Reset A A Font size: Print

Supreme Court, Appellate Division, Third Department, New York.

IN RE: Terry DAUM, Petitioner, v. Glenn S. GOORD, as Commissioner of the Department of Correctional Services, et al., Respondents.

Decided: March 23, 2000

Before:  CARDONA, P.J., MERCURE, CREW III, PETERS and MUGGLIN, JJ. Terry Daum, Pine City, petitioner in person. Eliot Spitzer, Attorney-General (Denise A. Hartman of counsel), Albany, for respondents.

Proceeding pursuant to CPLR article 78 (transferred to this court by order of the Supreme Court, entered in Chemung County) to review a determination of respondent Commissioner of Correctional Services which found petitioner guilty of violating certain prison disciplinary rules.

In two misbehavior reports, petitioner was charged with violating several prison disciplinary rules stemming from one incident wherein he became physically combative with a correction officer who had issued a direct order and a subsequent incident wherein he broke a light fixture while resisting the direct order of another correction officer.   After a tier III disciplinary hearing on both misbehavior reports, petitioner was found guilty of violent conduct, assaulting a staff member, interfering with an employee, refusing a direct order and violating a movement regulation in connection with the first incident, and interfering with an employee, refusing a direct order and damaging State property in connection with the second incident.   The determination was affirmed on administrative appeal, prompting petitioner to commence this CPLR article 78 proceeding.

 We confirm.   With regard to the first misbehavior report, the testimony of the correction officer petitioner assaulted and the corroborating testimony of several other correction officers who witnessed the incident reveal that petitioner disobeyed the correction officer's direct order to return to his cell and threw a garbage can lid, striking the officer in the shin.   Once petitioner was released into his cell, he struck the correction officer in the jaw with his fist.   As for the second misbehavior report, it indicated that many correction officers witnessed petitioner refuse a direct order to place his hands through the cell bars to be handcuffed and transported to the special housing unit.   During the course of this event, petitioner attempted to remove a light fixture from his cell and threw another light fixture through his cell bars, breaking it.

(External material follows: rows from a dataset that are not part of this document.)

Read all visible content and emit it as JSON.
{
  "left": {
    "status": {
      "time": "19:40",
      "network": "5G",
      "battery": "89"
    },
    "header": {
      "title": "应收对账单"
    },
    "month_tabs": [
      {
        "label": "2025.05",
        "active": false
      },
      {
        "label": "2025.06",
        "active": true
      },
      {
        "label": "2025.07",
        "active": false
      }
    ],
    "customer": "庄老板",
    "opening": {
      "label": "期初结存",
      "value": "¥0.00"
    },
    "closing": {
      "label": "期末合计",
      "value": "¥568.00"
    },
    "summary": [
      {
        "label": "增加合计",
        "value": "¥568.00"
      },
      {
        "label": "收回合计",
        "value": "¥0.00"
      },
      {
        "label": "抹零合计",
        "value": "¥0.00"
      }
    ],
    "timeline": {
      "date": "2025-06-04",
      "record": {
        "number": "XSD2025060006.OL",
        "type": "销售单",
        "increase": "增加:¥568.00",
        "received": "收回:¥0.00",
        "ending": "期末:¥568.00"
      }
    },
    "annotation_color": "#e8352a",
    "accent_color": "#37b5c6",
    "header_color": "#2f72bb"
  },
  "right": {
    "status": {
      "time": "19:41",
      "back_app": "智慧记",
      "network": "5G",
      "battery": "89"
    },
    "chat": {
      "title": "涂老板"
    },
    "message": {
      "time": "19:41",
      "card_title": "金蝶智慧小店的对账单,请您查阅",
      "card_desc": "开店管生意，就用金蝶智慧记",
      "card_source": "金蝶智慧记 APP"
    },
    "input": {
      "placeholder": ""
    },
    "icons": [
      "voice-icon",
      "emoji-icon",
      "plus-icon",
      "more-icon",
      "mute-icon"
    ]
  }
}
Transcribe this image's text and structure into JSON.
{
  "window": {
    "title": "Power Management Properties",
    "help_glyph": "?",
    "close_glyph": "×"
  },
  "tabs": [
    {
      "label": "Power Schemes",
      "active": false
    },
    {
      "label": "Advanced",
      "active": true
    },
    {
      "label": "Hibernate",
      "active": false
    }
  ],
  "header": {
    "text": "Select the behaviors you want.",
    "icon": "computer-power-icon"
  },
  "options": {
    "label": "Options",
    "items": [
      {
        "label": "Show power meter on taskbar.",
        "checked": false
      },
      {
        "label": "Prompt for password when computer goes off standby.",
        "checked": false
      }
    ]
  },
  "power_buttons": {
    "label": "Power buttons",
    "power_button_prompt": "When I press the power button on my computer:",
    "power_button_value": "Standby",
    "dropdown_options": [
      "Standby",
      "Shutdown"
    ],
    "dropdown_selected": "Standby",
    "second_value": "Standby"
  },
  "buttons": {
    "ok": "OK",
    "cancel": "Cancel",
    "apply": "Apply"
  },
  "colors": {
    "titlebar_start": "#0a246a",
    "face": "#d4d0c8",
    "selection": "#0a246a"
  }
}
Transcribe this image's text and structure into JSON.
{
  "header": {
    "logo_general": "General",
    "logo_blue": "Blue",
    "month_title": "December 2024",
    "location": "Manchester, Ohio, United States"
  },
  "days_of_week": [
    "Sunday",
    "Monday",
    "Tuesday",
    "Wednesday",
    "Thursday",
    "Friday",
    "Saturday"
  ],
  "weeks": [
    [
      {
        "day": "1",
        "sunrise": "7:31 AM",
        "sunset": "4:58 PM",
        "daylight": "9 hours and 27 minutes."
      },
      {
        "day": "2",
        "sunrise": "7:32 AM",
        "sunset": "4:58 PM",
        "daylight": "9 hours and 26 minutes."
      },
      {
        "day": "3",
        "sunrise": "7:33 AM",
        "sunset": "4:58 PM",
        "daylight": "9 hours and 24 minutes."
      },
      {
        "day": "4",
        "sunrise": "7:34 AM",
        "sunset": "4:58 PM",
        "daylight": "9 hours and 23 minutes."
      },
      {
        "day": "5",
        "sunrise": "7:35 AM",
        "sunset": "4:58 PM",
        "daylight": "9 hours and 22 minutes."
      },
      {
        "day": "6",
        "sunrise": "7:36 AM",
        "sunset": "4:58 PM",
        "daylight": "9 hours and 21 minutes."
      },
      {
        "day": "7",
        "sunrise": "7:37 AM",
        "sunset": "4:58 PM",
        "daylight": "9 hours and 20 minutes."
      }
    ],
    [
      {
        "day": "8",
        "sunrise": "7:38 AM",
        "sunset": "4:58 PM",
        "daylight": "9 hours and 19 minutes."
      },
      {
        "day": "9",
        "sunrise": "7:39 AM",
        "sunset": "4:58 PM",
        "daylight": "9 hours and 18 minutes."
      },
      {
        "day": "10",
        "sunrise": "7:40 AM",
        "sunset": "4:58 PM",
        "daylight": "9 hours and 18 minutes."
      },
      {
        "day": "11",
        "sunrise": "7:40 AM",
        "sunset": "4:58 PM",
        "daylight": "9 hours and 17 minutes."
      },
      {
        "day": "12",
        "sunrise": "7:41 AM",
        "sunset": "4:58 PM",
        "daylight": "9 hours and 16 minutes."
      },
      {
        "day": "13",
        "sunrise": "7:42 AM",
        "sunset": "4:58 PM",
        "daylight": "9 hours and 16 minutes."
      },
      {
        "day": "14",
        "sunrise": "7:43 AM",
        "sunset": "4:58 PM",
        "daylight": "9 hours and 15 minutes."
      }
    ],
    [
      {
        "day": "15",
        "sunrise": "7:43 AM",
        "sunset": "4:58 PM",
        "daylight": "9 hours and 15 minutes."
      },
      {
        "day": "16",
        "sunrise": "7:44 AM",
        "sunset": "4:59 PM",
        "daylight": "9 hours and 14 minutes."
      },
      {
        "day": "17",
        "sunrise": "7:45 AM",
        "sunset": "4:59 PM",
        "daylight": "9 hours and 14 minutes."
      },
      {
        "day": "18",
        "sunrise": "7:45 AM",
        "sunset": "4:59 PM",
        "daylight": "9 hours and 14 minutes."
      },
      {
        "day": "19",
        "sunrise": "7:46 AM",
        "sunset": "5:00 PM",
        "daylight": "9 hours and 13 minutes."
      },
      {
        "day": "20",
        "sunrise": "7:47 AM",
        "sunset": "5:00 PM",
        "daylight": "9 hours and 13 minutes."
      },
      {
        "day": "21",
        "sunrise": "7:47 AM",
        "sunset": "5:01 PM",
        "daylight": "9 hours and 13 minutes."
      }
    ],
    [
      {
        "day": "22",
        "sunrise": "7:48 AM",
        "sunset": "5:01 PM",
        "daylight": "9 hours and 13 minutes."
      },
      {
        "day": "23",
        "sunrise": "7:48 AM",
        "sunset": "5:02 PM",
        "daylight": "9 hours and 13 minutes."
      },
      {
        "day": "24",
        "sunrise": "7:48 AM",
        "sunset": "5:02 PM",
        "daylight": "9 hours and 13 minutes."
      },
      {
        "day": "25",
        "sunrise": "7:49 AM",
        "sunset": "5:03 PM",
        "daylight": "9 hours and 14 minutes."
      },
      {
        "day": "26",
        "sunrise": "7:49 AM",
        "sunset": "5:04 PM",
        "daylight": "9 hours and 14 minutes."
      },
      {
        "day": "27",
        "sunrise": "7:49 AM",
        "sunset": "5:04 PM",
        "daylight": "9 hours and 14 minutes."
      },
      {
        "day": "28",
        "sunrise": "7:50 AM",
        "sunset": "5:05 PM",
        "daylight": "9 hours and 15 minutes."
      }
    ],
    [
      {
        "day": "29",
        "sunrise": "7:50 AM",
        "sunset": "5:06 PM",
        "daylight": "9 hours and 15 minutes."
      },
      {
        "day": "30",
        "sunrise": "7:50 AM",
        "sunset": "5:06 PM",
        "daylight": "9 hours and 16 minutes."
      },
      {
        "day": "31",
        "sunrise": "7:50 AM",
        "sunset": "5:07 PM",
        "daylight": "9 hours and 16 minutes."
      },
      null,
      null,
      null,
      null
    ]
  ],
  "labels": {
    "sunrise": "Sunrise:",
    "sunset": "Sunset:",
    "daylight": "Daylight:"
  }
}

 Upon reviewing this evidence and the remaining proof offered at the hearing, we conclude that substantial evidence supports the determination of petitioner's guilt on all charges (see, Matter of Green v. Selsky, 264 A.D.2d 908, 696 N.Y.S.2d 94, lv. denied 94 N.Y.2d 757, 704 N.Y.S.2d 532, 725 N.E.2d 1094;  Matter of Rucano v. Goord, 264 A.D.2d 888, 695 N.Y.S.2d 202;  Matter of Ragland v. Great Meadow Correctional Facility, 243 A.D.2d 977, 662 N.Y.S.2d 870).   Contrary to petitioner's contention, his defense that the misbehavior reports were issued in retaliation for a grievance that he had filed against the correction officer who authored the first report is unsubstantiated by the record and merely created a credibility issue for the Hearing Officer to resolve (see, Matter of Jackson v. Goord, 263 A.D.2d 726, 693 N.Y.S.2d 686, lv. denied 94 N.Y.2d 753, 700 N.Y.S.2d 427, 722 N.E.2d 507;  Matter of Alamin v. New York State Dept. of Correctional Servs., 253 A.D.2d 948, 679 N.Y.S.2d 425).

 Finally, petitioner's procedural claims were not raised at the disciplinary hearing and are therefore not preserved for appellate review (see, Matter of Odom v. Goord, 243 A.D.2d 1019, 665 N.Y.S.2d 353;  Matter of Melendez v. Coombe, 233 A.D.2d 630, 649 N.Y.S.2d 841).   In any event, were we to review the arguments, we would find them to be unpersuasive.

ADJUDGED that the determination is confirmed, without costs, and petition dismissed.



Copied to clipboard